It seems surprising that wingers – who, again, are often considered the pure 'goal scorers' of hockey – don't have much control over how they and their teammates convert on shots on goal. But, the data's pretty clear. My best guess (outside of randomness, which, again, is at play here) is that the pure goal-scorer can really only have control over his individual conversion rates, with far less of an effect on how his teammates produce.

That brings us to centres – players who chip in on goal-scoring and act as the key distributors and playmakers of the team. It would seem to me that if we are going to see any sustainability or repeatability in high (or low!) on-ice shooting percentages, it would manifest here.

Yost3 - Centres on-ice shooting pct.

So, there's definitely something here. Centres with low on-ice shooting percentages from 2007-2010 semi-frequently had poor on-ice shooting percentages from 2011-2015 – this list would include that of Scott Gomez, Boyd Gordon, and Paul Gaustad. Centres with high on-ice shooting percentages from 2007-2010 semi-frequently had strong on-ice shooting percentages in the following four years – this list would include that of Ryan Getzlaf, Jonathan Toews, and Sidney Crosby. And our model now can explain about 40% of the variance from our first data set to our second data set – up from, well, 0% for defencemen in graph one.

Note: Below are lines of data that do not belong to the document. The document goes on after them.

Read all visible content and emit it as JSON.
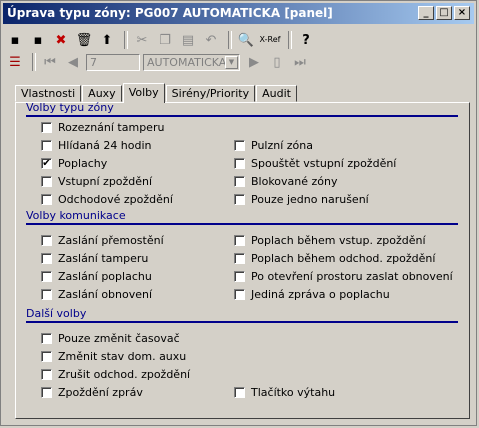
{
  "window": {
    "title": "Úprava typu zóny: PG007 AUTOMATICKA [panel]"
  },
  "toolbar": {
    "record_field": "7",
    "zone_select": "AUTOMATICKA",
    "xref_label": "X-Ref"
  },
  "tabs": [
    "Vlastnosti",
    "Auxy",
    "Volby",
    "Sirény/Priority",
    "Audit"
  ],
  "active_tab": "Volby",
  "sections": {
    "zone_options": {
      "title": "Volby typu zóny",
      "left": [
        {
          "label": "Rozeznání tamperu",
          "checked": false
        },
        {
          "label": "Hlídaná 24 hodin",
          "checked": false
        },
        {
          "label": "Poplachy",
          "checked": true
        },
        {
          "label": "Vstupní zpoždění",
          "checked": false
        },
        {
          "label": "Odchodové zpoždění",
          "checked": false
        }
      ],
      "right": [
        {
          "label": "Pulzní zóna",
          "checked": false
        },
        {
          "label": "Spouštět vstupní zpoždění",
          "checked": false
        },
        {
          "label": "Blokované zóny",
          "checked": false
        },
        {
          "label": "Pouze jedno narušení",
          "checked": false
        }
      ]
    },
    "comm_options": {
      "title": "Volby komunikace",
      "left": [
        {
          "label": "Zaslání přemostění",
          "checked": false
        },
        {
          "label": "Zaslání tamperu",
          "checked": false
        },
        {
          "label": "Zaslání poplachu",
          "checked": false
        },
        {
          "label": "Zaslání obnovení",
          "checked": false
        }
      ],
      "right": [
        {
          "label": "Poplach během vstup. zpoždění",
          "checked": false
        },
        {
          "label": "Poplach během odchod. zpoždění",
          "checked": false
        },
        {
          "label": "Po otevření prostoru zaslat obnovení",
          "checked": false
        },
        {
          "label": "Jediná zpráva o poplachu",
          "checked": false
        }
      ]
    },
    "other_options": {
      "title": "Další volby",
      "left": [
        {
          "label": "Pouze změnit časovač",
          "checked": false
        },
        {
          "label": "Změnit stav dom. auxu",
          "checked": false
        },
        {
          "label": "Zrušit odchod. zpoždění",
          "checked": false
        },
        {
          "label": "Zpoždění zpráv",
          "checked": false
        }
      ],
      "right": [
        {
          "label": "Tlačítko výtahu",
          "checked": false
        }
      ]
    }
  }
}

A few concluding thoughts, in no particular order.

One, regression is still paramount. Anyone with even a casual interest in estimating future success (or failure) must lend credence to the fact that "the laws of arithmetic apply to hockey" – just as Eric Tulsky, now of the Carolina Hurricanes, argued years and years ago.

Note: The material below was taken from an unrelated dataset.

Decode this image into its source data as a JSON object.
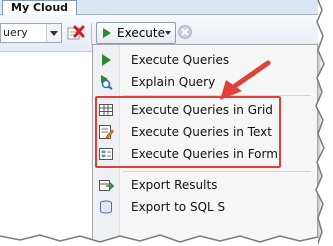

Two, a caveat to one: It doesn't appear as those each position should be treated equally. Defencemen have virtually zero control on whether or not his teammates convert at a high or low rate. Wingers have little. Centres have a little more. Regression is inevitable for all three positions, but the degree to which we should regress each player may differ from previously thought.

Three, and finally, I think it's a fascinating look at how general managers in today's NHL may operate in terms of player signings, the trade market, etc. Even in today's 'stats era', you could become an awfully sensible organization by simply flipping defencemen with high on-ice shooting percentages for assets with actually repeatable long-term skills.